One play recounts the story of a family where, after the husband loses his job, his mother’s family urges him to migrate while his wife and three-year-old son beg him not to. 

After trying four times, the husband finally gets into the U.S., where he finds work and sends money back to his family for three years. Then, on his son’s sixth birthday, he calls, demanding that his wife join him and leave their son behind with a grandmother. If his wife refuses, the man says, he will abandon them. 

Refusing to leave her son behind, she becomes a single mother, trying to keep him in school. Increasingly angry, he tells her he won’t return to school until his father returns. When he is 17, the son falls into the hands of drug traffickers, who give him new shoes and fine clothes. 

Most young people who receive these kinds of gifts end up disappearing if they refuse to move drugs — or try to get out. But this young man breaks free when the traffickers are arrested. 

In this scene, Juana Herlinda prays for her son after he falls into the hands of drug traffickers.

In this scene, Juana Herlinda prays for her son after he falls into the hands of drug traffickers. —Paul Seebeck

“This is a miracle story,” says one of the Guatemalan fathers, Werner, who is watching the play with us. “By the grace of God the police caught them before the traffickers followed through on threats [that] they would kill him.” 

For Juana Herlinda, the play has special meaning: her family is the subject of the play. Her son is now 22, a leader in his church’s young adult group. “I wish I could’ve changed my husband’s decision,” she says. “It was very hard on my son. He told me he wouldn’t study again until his father returned. He still holds him in his heart.” 

“It’s a drama, but nevertheless it make me cry, knowing it is true, knowing this happens so often,” says Guatemalan church leader Juana Maria Pérez. “I’m really worried about the children today; they’re the ones who suffer. As Christians, there’s a lot of work to be done.” 

“We enjoy being together as we put together scenes about the reality of our lives,” says Marina de Monterroso. “Maybe we can teach others as they see themselves in the drama.” 

As these women find their voice, others are joining the project. Women from two churches in Virginia — First Presbyterian in Winchester and Fairfax Presbyterian (Thalman Kepler’s home church) — have provided support, and groups from their churches accompany the artists once a year to work on new material. 

“My heart breaks hearing these women’s stories,” says Linda Valentine, executive director of the Presbyterian Mission Agency, who traveled with the Voices from the Border and Beyond seminar. 
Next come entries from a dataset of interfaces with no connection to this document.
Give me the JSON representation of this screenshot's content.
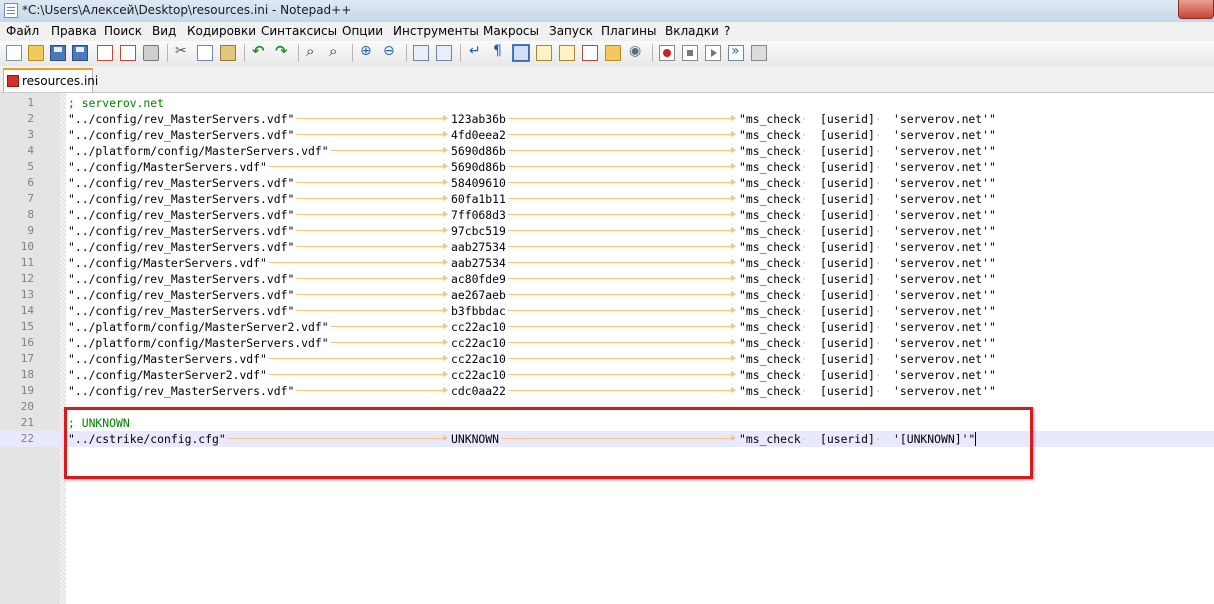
{
  "window": {
    "title": "*C:\\Users\\Алексей\\Desktop\\resources.ini - Notepad++"
  },
  "menu": [
    "Файл",
    "Правка",
    "Поиск",
    "Вид",
    "Кодировки",
    "Синтаксисы",
    "Опции",
    "Инструменты",
    "Макросы",
    "Запуск",
    "Плагины",
    "Вкладки",
    "?"
  ],
  "tab": {
    "label": "resources.ini"
  },
  "toolbar_icons": [
    "new-file-icon",
    "open-file-icon",
    "save-icon",
    "save-all-icon",
    "close-file-icon",
    "close-all-icon",
    "print-icon",
    "cut-icon",
    "copy-icon",
    "paste-icon",
    "undo-icon",
    "redo-icon",
    "find-icon",
    "replace-icon",
    "zoom-in-icon",
    "zoom-out-icon",
    "sync-vertical-icon",
    "sync-horizontal-icon",
    "word-wrap-icon",
    "show-all-chars-icon",
    "indent-guide-icon",
    "user-language-icon",
    "document-map-icon",
    "function-list-icon",
    "folder-workspace-icon",
    "monitoring-icon",
    "record-macro-icon",
    "stop-recording-icon",
    "playback-macro-icon",
    "run-macro-multiple-icon",
    "save-macro-icon"
  ],
  "editor": {
    "lines": [
      {
        "num": "1",
        "comment": "; serverov.net"
      },
      {
        "num": "2",
        "path": "\"../config/rev_MasterServers.vdf\"",
        "hash": "123ab36b",
        "cmd": "\"ms_check",
        "arg1": "[userid]",
        "arg2": "'serverov.net'\""
      },
      {
        "num": "3",
        "path": "\"../config/rev_MasterServers.vdf\"",
        "hash": "4fd0eea2",
        "cmd": "\"ms_check",
        "arg1": "[userid]",
        "arg2": "'serverov.net'\""
      },
      {
        "num": "4",
        "path": "\"../platform/config/MasterServers.vdf\"",
        "hash": "5690d86b",
        "cmd": "\"ms_check",
        "arg1": "[userid]",
        "arg2": "'serverov.net'\""
      },
      {
        "num": "5",
        "path": "\"../config/MasterServers.vdf\"",
        "hash": "5690d86b",
        "cmd": "\"ms_check",
        "arg1": "[userid]",
        "arg2": "'serverov.net'\""
      },
      {
        "num": "6",
        "path": "\"../config/rev_MasterServers.vdf\"",
        "hash": "58409610",
        "cmd": "\"ms_check",
        "arg1": "[userid]",
        "arg2": "'serverov.net'\""
      },
      {
        "num": "7",
        "path": "\"../config/rev_MasterServers.vdf\"",
        "hash": "60fa1b11",
        "cmd": "\"ms_check",
        "arg1": "[userid]",
        "arg2": "'serverov.net'\""
      },
      {
        "num": "8",
        "path": "\"../config/rev_MasterServers.vdf\"",
        "hash": "7ff068d3",
        "cmd": "\"ms_check",
        "arg1": "[userid]",
        "arg2": "'serverov.net'\""
      },
      {
        "num": "9",
        "path": "\"../config/rev_MasterServers.vdf\"",
        "hash": "97cbc519",
        "cmd": "\"ms_check",
        "arg1": "[userid]",
        "arg2": "'serverov.net'\""
      },
      {
        "num": "10",
        "path": "\"../config/rev_MasterServers.vdf\"",
        "hash": "aab27534",
        "cmd": "\"ms_check",
        "arg1": "[userid]",
        "arg2": "'serverov.net'\""
      },
      {
        "num": "11",
        "path": "\"../config/MasterServers.vdf\"",
        "hash": "aab27534",
        "cmd": "\"ms_check",
        "arg1": "[userid]",
        "arg2": "'serverov.net'\""
      },
      {
        "num": "12",
        "path": "\"../config/rev_MasterServers.vdf\"",
        "hash": "ac80fde9",
        "cmd": "\"ms_check",
        "arg1": "[userid]",
        "arg2": "'serverov.net'\""
      },
      {
        "num": "13",
        "path": "\"../config/rev_MasterServers.vdf\"",
        "hash": "ae267aeb",
        "cmd": "\"ms_check",
        "arg1": "[userid]",
        "arg2": "'serverov.net'\""
      },
      {
        "num": "14",
        "path": "\"../config/rev_MasterServers.vdf\"",
        "hash": "b3fbbdac",
        "cmd": "\"ms_check",
        "arg1": "[userid]",
        "arg2": "'serverov.net'\""
      },
      {
        "num": "15",
        "path": "\"../platform/config/MasterServer2.vdf\"",
        "hash": "cc22ac10",
        "cmd": "\"ms_check",
        "arg1": "[userid]",
        "arg2": "'serverov.net'\""
      },
      {
        "num": "16",
        "path": "\"../platform/config/MasterServers.vdf\"",
        "hash": "cc22ac10",
        "cmd": "\"ms_check",
        "arg1": "[userid]",
        "arg2": "'serverov.net'\""
      },
      {
        "num": "17",
        "path": "\"../config/MasterServers.vdf\"",
        "hash": "cc22ac10",
        "cmd": "\"ms_check",
        "arg1": "[userid]",
        "arg2": "'serverov.net'\""
      },
      {
        "num": "18",
        "path": "\"../config/MasterServer2.vdf\"",
        "hash": "cc22ac10",
        "cmd": "\"ms_check",
        "arg1": "[userid]",
        "arg2": "'serverov.net'\""
      },
      {
        "num": "19",
        "path": "\"../config/rev_MasterServers.vdf\"",
        "hash": "cdc0aa22",
        "cmd": "\"ms_check",
        "arg1": "[userid]",
        "arg2": "'serverov.net'\""
      },
      {
        "num": "20"
      },
      {
        "num": "21",
        "comment": "; UNKNOWN"
      },
      {
        "num": "22",
        "path": "\"../cstrike/config.cfg\"",
        "hash": "UNKNOWN",
        "cmd": "\"ms_check",
        "arg1": "[userid]",
        "arg2": "'[UNKNOWN]'\"",
        "current": true
      }
    ]
  },
  "annotation": {
    "color": "#d81a1a"
  }
}
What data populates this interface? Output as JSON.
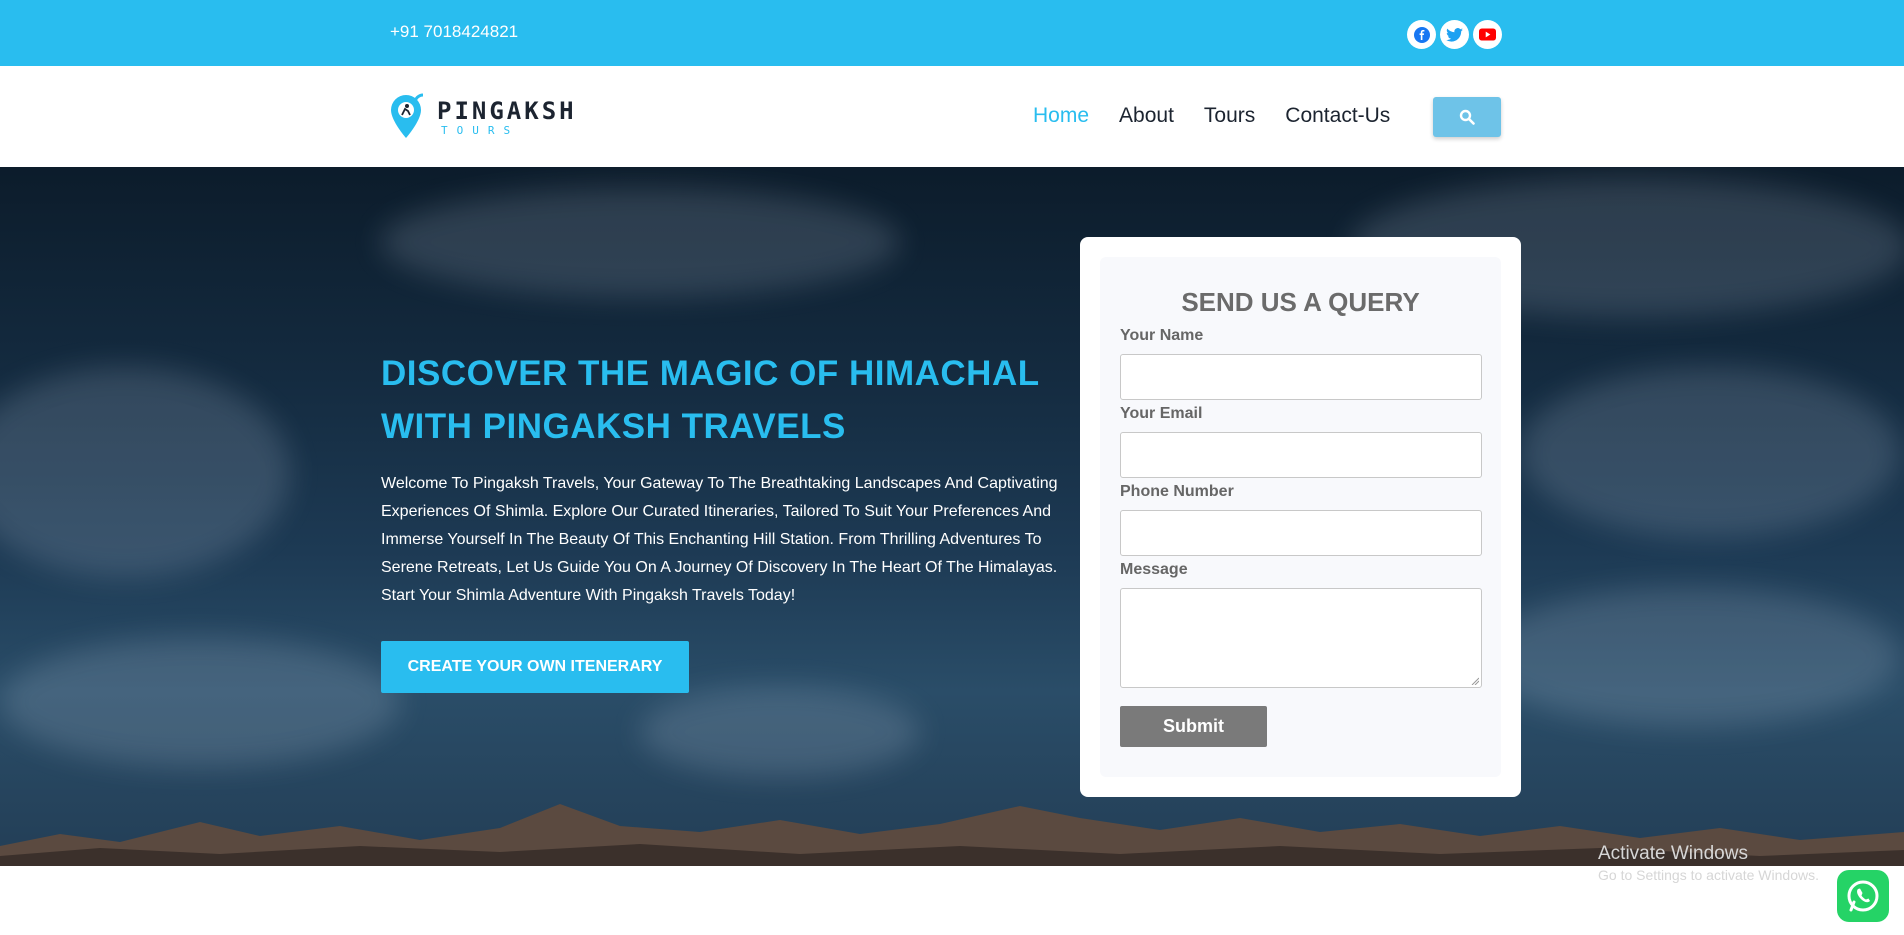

“There is more to be done to create a just and more equitable society in Guatemala and a more just and humane immigration system in the U.S. 

“The U.S. has great influence on the former and responsibility for the latter. As Christians, we are indeed called to act and advocate for both.” 

Editor’s note: Next, we’ll hear about the horrific ordeal of two Salvadoran women abducted by traffickers after they crossed into Mexico from Guatemala.